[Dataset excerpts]
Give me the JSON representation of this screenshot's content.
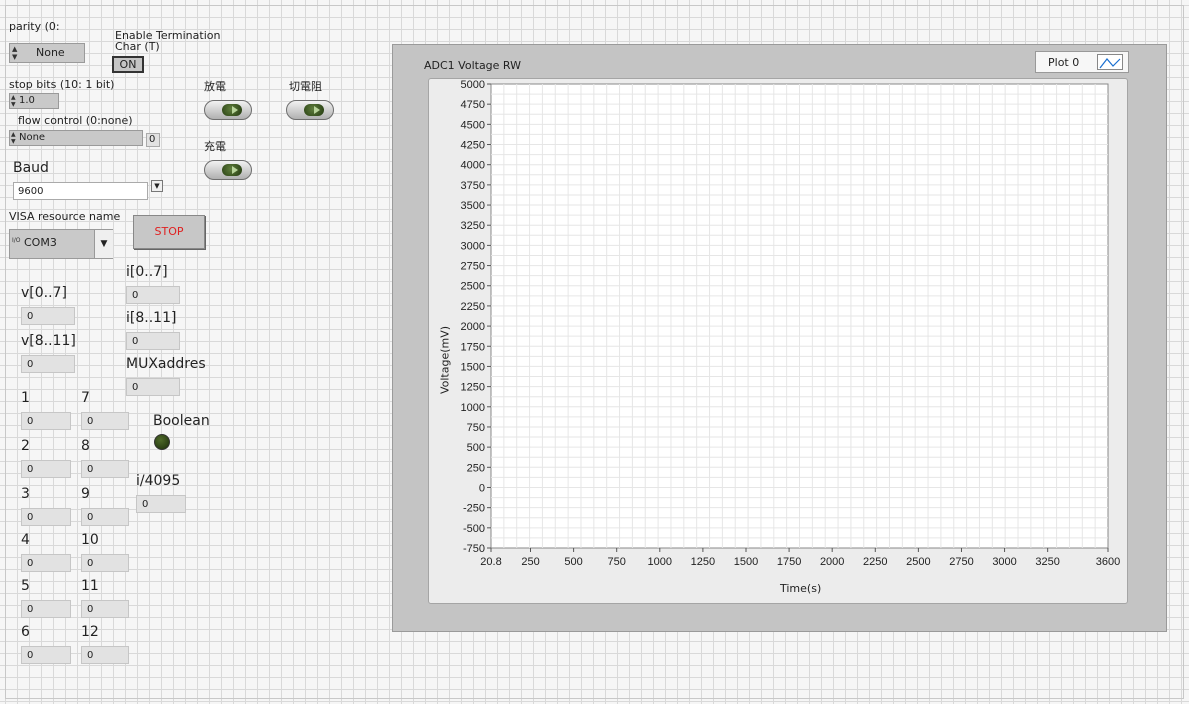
{
  "serial": {
    "parity": {
      "label": "parity (0:",
      "value": "None"
    },
    "termination": {
      "label_line1": "Enable Termination",
      "label_line2": "Char (T)",
      "value": "ON"
    },
    "stop_bits": {
      "label": "stop bits (10: 1 bit)",
      "value": "1.0"
    },
    "flow_control": {
      "label": "flow control (0:none)",
      "value": "None",
      "index": "0"
    },
    "baud": {
      "label": "Baud",
      "value": "9600"
    },
    "visa": {
      "label": "VISA resource name",
      "value": "COM3",
      "prefix": "I/O"
    },
    "stop_button": "STOP"
  },
  "switches": {
    "discharge": "放電",
    "cutoff": "切電阻",
    "charge": "充電"
  },
  "readouts": {
    "v07": {
      "label": "v[0..7]",
      "value": "0"
    },
    "v811": {
      "label": "v[8..11]",
      "value": "0"
    },
    "i07": {
      "label": "i[0..7]",
      "value": "0"
    },
    "i811": {
      "label": "i[8..11]",
      "value": "0"
    },
    "mux": {
      "label": "MUXaddres",
      "value": "0"
    },
    "boolean_label": "Boolean",
    "i4095": {
      "label": "i/4095",
      "value": "0"
    }
  },
  "channels": [
    {
      "label": "1",
      "value": "0"
    },
    {
      "label": "2",
      "value": "0"
    },
    {
      "label": "3",
      "value": "0"
    },
    {
      "label": "4",
      "value": "0"
    },
    {
      "label": "5",
      "value": "0"
    },
    {
      "label": "6",
      "value": "0"
    },
    {
      "label": "7",
      "value": "0"
    },
    {
      "label": "8",
      "value": "0"
    },
    {
      "label": "9",
      "value": "0"
    },
    {
      "label": "10",
      "value": "0"
    },
    {
      "label": "11",
      "value": "0"
    },
    {
      "label": "12",
      "value": "0"
    }
  ],
  "chart_data": {
    "type": "line",
    "title": "ADC1 Voltage RW",
    "legend_label": "Plot 0",
    "legend_position": "top-right",
    "xlabel": "Time(s)",
    "ylabel": "Voltage(mV)",
    "xlim": [
      20.8,
      3600
    ],
    "ylim": [
      -750,
      5000
    ],
    "x_ticks": [
      20.8,
      250,
      500,
      750,
      1000,
      1250,
      1500,
      1750,
      2000,
      2250,
      2500,
      2750,
      3000,
      3250,
      3600
    ],
    "y_ticks": [
      -750,
      -500,
      -250,
      0,
      250,
      500,
      750,
      1000,
      1250,
      1500,
      1750,
      2000,
      2250,
      2500,
      2750,
      3000,
      3250,
      3500,
      3750,
      4000,
      4250,
      4500,
      4750,
      5000
    ],
    "grid": true,
    "series": [
      {
        "name": "Plot 0",
        "x": [],
        "y": []
      }
    ],
    "colors": {
      "plot_bg": "#ffffff",
      "frame": "#c8c8c8",
      "grid": "#e6e6e6"
    }
  }
}
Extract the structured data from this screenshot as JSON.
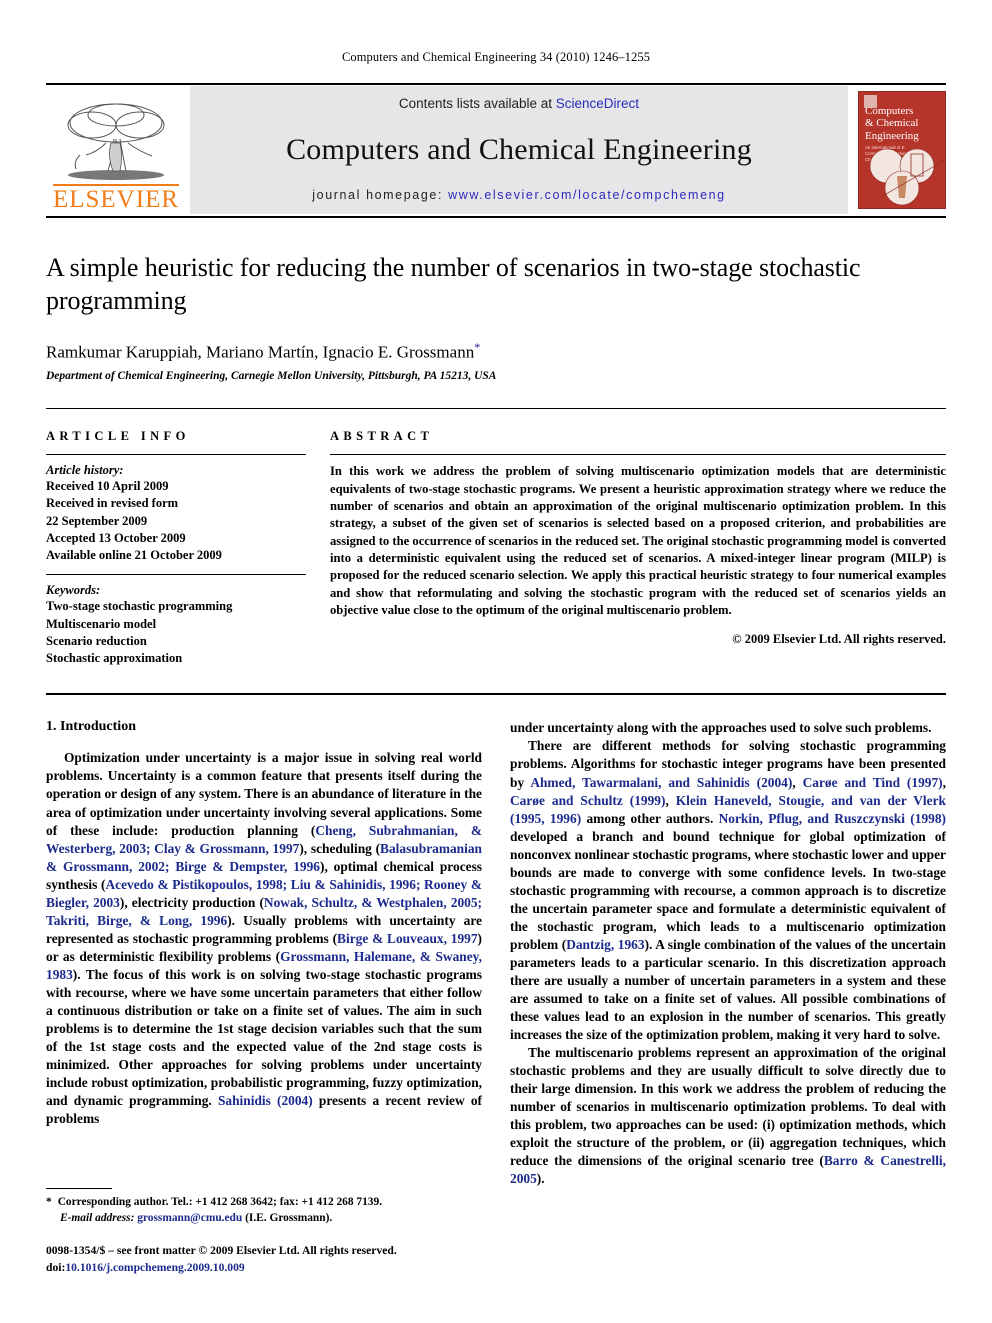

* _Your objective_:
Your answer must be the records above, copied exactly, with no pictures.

* _Output for this exercise_:
Give me the JSON representation of this screenshot's content.
{
  "serial": {
    "parity": {
      "label": "parity (0:",
      "value": "None"
    },
    "termination": {
      "label_line1": "Enable Termination",
      "label_line2": "Char (T)",
      "value": "ON"
    },
    "stop_bits": {
      "label": "stop bits (10: 1 bit)",
      "value": "1.0"
    },
    "flow_control": {
      "label": "flow control (0:none)",
      "value": "None",
      "index": "0"
    },
    "baud": {
      "label": "Baud",
      "value": "9600"
    },
    "visa": {
      "label": "VISA resource name",
      "value": "COM3",
      "prefix": "I/O"
    },
    "stop_button": "STOP"
  },
  "switches": {
    "discharge": "放電",
    "cutoff": "切電阻",
    "charge": "充電"
  },
  "readouts": {
    "v07": {
      "label": "v[0..7]",
      "value": "0"
    },
    "v811": {
      "label": "v[8..11]",
      "value": "0"
    },
    "i07": {
      "label": "i[0..7]",
      "value": "0"
    },
    "i811": {
      "label": "i[8..11]",
      "value": "0"
    },
    "mux": {
      "label": "MUXaddres",
      "value": "0"
    },
    "boolean_label": "Boolean",
    "i4095": {
      "label": "i/4095",
      "value": "0"
    }
  },
  "channels": [
    {
      "label": "1",
      "value": "0"
    },
    {
      "label": "2",
      "value": "0"
    },
    {
      "label": "3",
      "value": "0"
    },
    {
      "label": "4",
      "value": "0"
    },
    {
      "label": "5",
      "value": "0"
    },
    {
      "label": "6",
      "value": "0"
    },
    {
      "label": "7",
      "value": "0"
    },
    {
      "label": "8",
      "value": "0"
    },
    {
      "label": "9",
      "value": "0"
    },
    {
      "label": "10",
      "value": "0"
    },
    {
      "label": "11",
      "value": "0"
    },
    {
      "label": "12",
      "value": "0"
    }
  ],
  "chart_data": {
    "type": "line",
    "title": "ADC1 Voltage RW",
    "legend_label": "Plot 0",
    "legend_position": "top-right",
    "xlabel": "Time(s)",
    "ylabel": "Voltage(mV)",
    "xlim": [
      20.8,
      3600
    ],
    "ylim": [
      -750,
      5000
    ],
    "x_ticks": [
      20.8,
      250,
      500,
      750,
      1000,
      1250,
      1500,
      1750,
      2000,
      2250,
      2500,
      2750,
      3000,
      3250,
      3600
    ],
    "y_ticks": [
      -750,
      -500,
      -250,
      0,
      250,
      500,
      750,
      1000,
      1250,
      1500,
      1750,
      2000,
      2250,
      2500,
      2750,
      3000,
      3250,
      3500,
      3750,
      4000,
      4250,
      4500,
      4750,
      5000
    ],
    "grid": true,
    "series": [
      {
        "name": "Plot 0",
        "x": [],
        "y": []
      }
    ],
    "colors": {
      "plot_bg": "#ffffff",
      "frame": "#c8c8c8",
      "grid": "#e6e6e6"
    }
  }
}
Extract the structured data from this screenshot as JSON.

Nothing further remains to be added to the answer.